▸ **MATERIAL PROVIDED**
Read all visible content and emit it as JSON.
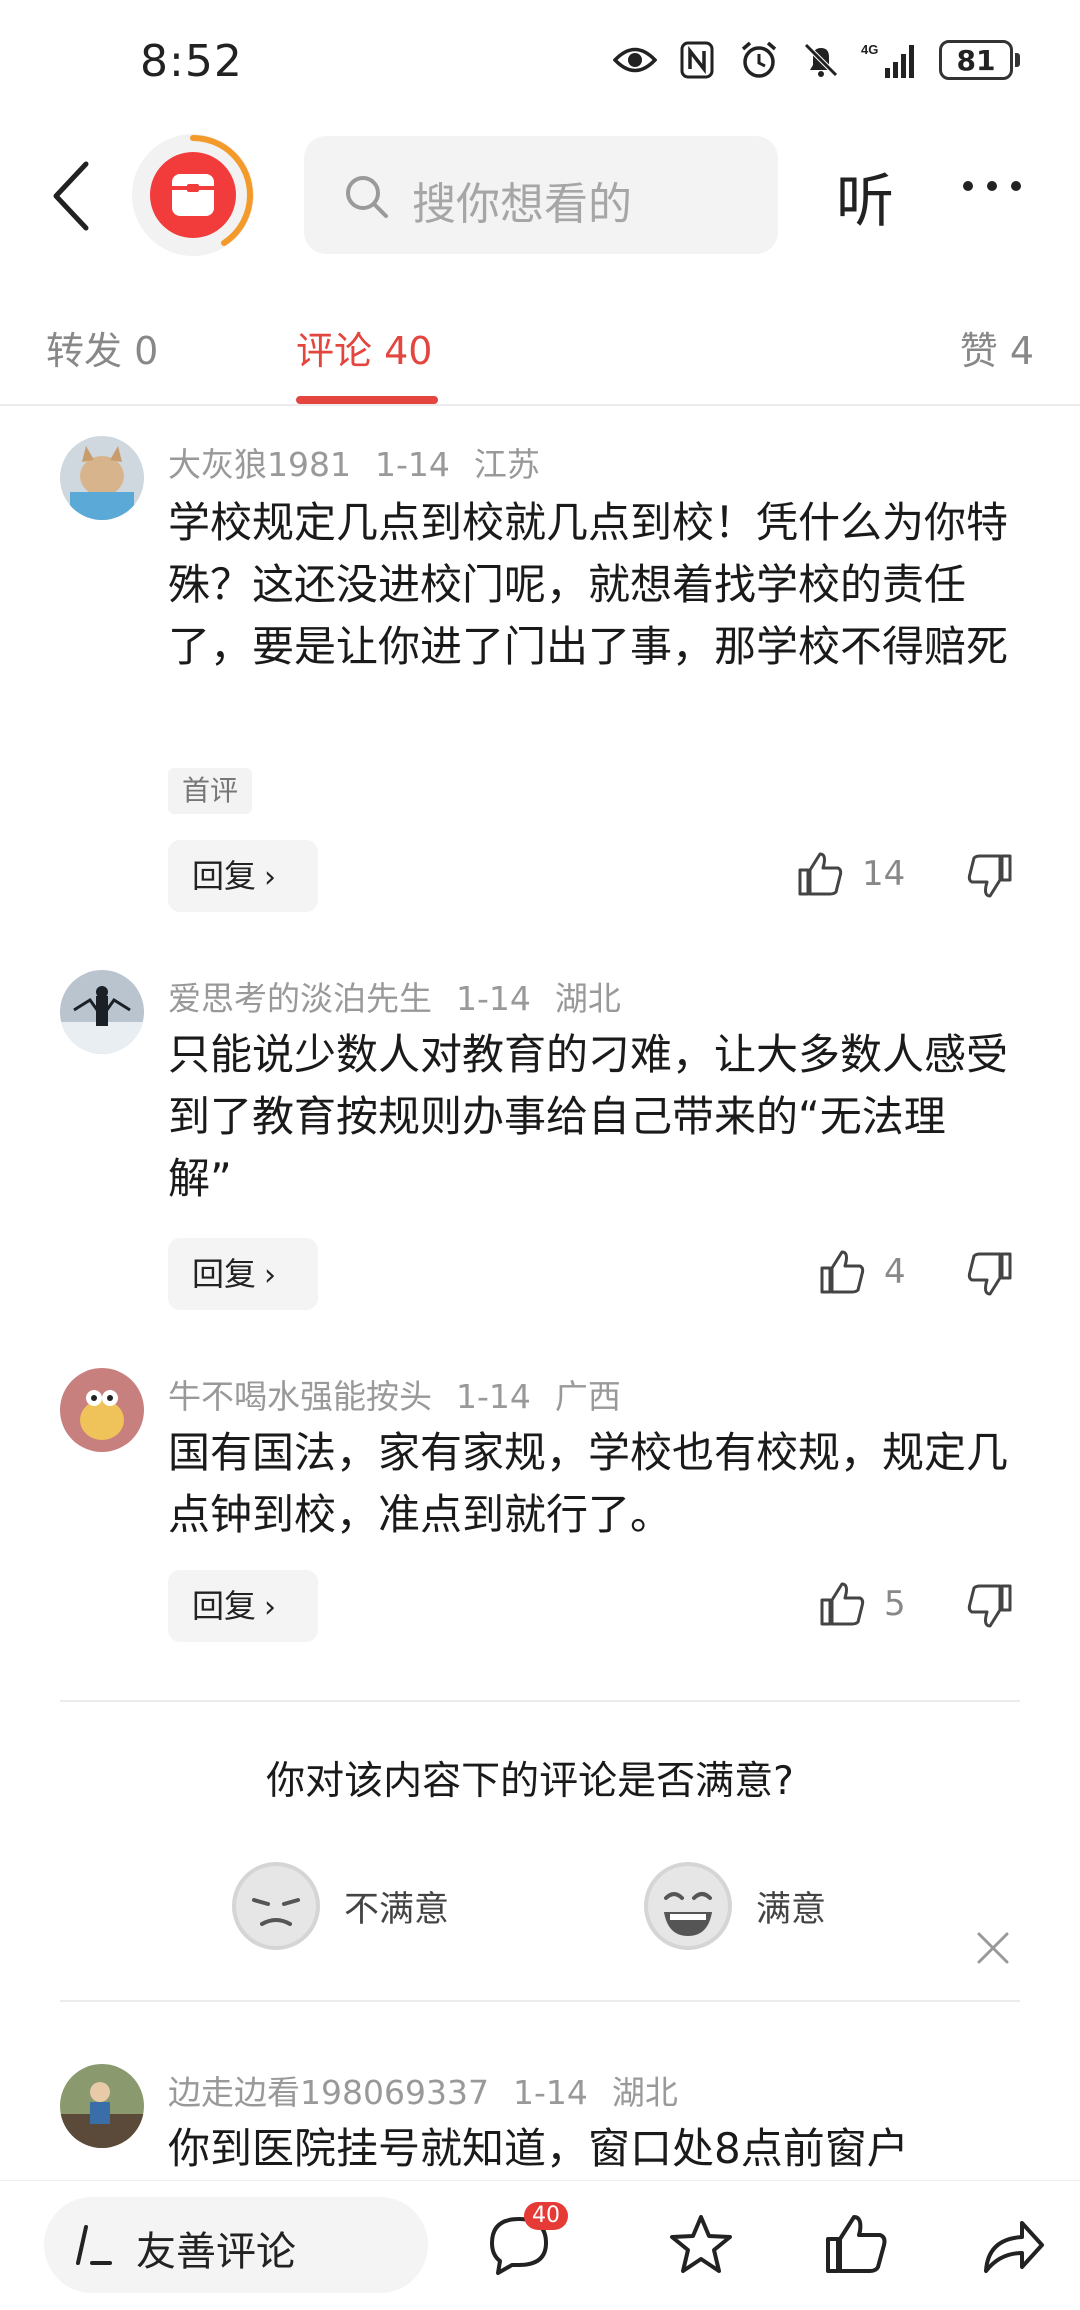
{
  "status_bar": {
    "time": "8:52",
    "battery": "81",
    "network": "4G"
  },
  "top_bar": {
    "search_placeholder": "搜你想看的",
    "listen_label": "听"
  },
  "tabs": {
    "repost": "转发 0",
    "comments": "评论 40",
    "likes": "赞 4"
  },
  "comments": [
    {
      "user": "大灰狼1981",
      "date": "1-14",
      "location": "江苏",
      "text": "学校规定几点到校就几点到校！凭什么为你特殊？这还没进校门呢，就想着找学校的责任了，要是让你进了门出了事，那学校不得赔死",
      "tag": "首评",
      "reply_label": "回复",
      "likes": "14"
    },
    {
      "user": "爱思考的淡泊先生",
      "date": "1-14",
      "location": "湖北",
      "text": "只能说少数人对教育的刁难，让大多数人感受到了教育按规则办事给自己带来的“无法理解”",
      "reply_label": "回复",
      "likes": "4"
    },
    {
      "user": "牛不喝水强能按头",
      "date": "1-14",
      "location": "广西",
      "text": "国有国法，家有家规，学校也有校规，规定几点钟到校，准点到就行了。",
      "reply_label": "回复",
      "likes": "5"
    },
    {
      "user": "边走边看198069337",
      "date": "1-14",
      "location": "湖北",
      "text": "你到医院挂号就知道，窗口处8点前窗户"
    }
  ],
  "survey": {
    "question": "你对该内容下的评论是否满意?",
    "unsatisfied": "不满意",
    "satisfied": "满意"
  },
  "bottom_bar": {
    "input_label": "友善评论",
    "comment_badge": "40"
  },
  "colors": {
    "accent": "#e2463f",
    "badge": "#e63a36",
    "logo": "#f23b3b"
  }
}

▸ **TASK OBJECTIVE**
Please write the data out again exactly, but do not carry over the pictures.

▸ **PROBLEM SOLUTION**
Read all visible content and emit it as JSON.
{
  "status_bar": {
    "time": "8:52",
    "battery": "81",
    "network": "4G"
  },
  "top_bar": {
    "search_placeholder": "搜你想看的",
    "listen_label": "听"
  },
  "tabs": {
    "repost": "转发 0",
    "comments": "评论 40",
    "likes": "赞 4"
  },
  "comments": [
    {
      "user": "大灰狼1981",
      "date": "1-14",
      "location": "江苏",
      "text": "学校规定几点到校就几点到校！凭什么为你特殊？这还没进校门呢，就想着找学校的责任了，要是让你进了门出了事，那学校不得赔死",
      "tag": "首评",
      "reply_label": "回复",
      "likes": "14"
    },
    {
      "user": "爱思考的淡泊先生",
      "date": "1-14",
      "location": "湖北",
      "text": "只能说少数人对教育的刁难，让大多数人感受到了教育按规则办事给自己带来的“无法理解”",
      "reply_label": "回复",
      "likes": "4"
    },
    {
      "user": "牛不喝水强能按头",
      "date": "1-14",
      "location": "广西",
      "text": "国有国法，家有家规，学校也有校规，规定几点钟到校，准点到就行了。",
      "reply_label": "回复",
      "likes": "5"
    },
    {
      "user": "边走边看198069337",
      "date": "1-14",
      "location": "湖北",
      "text": "你到医院挂号就知道，窗口处8点前窗户"
    }
  ],
  "survey": {
    "question": "你对该内容下的评论是否满意?",
    "unsatisfied": "不满意",
    "satisfied": "满意"
  },
  "bottom_bar": {
    "input_label": "友善评论",
    "comment_badge": "40"
  },
  "colors": {
    "accent": "#e2463f",
    "badge": "#e63a36",
    "logo": "#f23b3b"
  }
}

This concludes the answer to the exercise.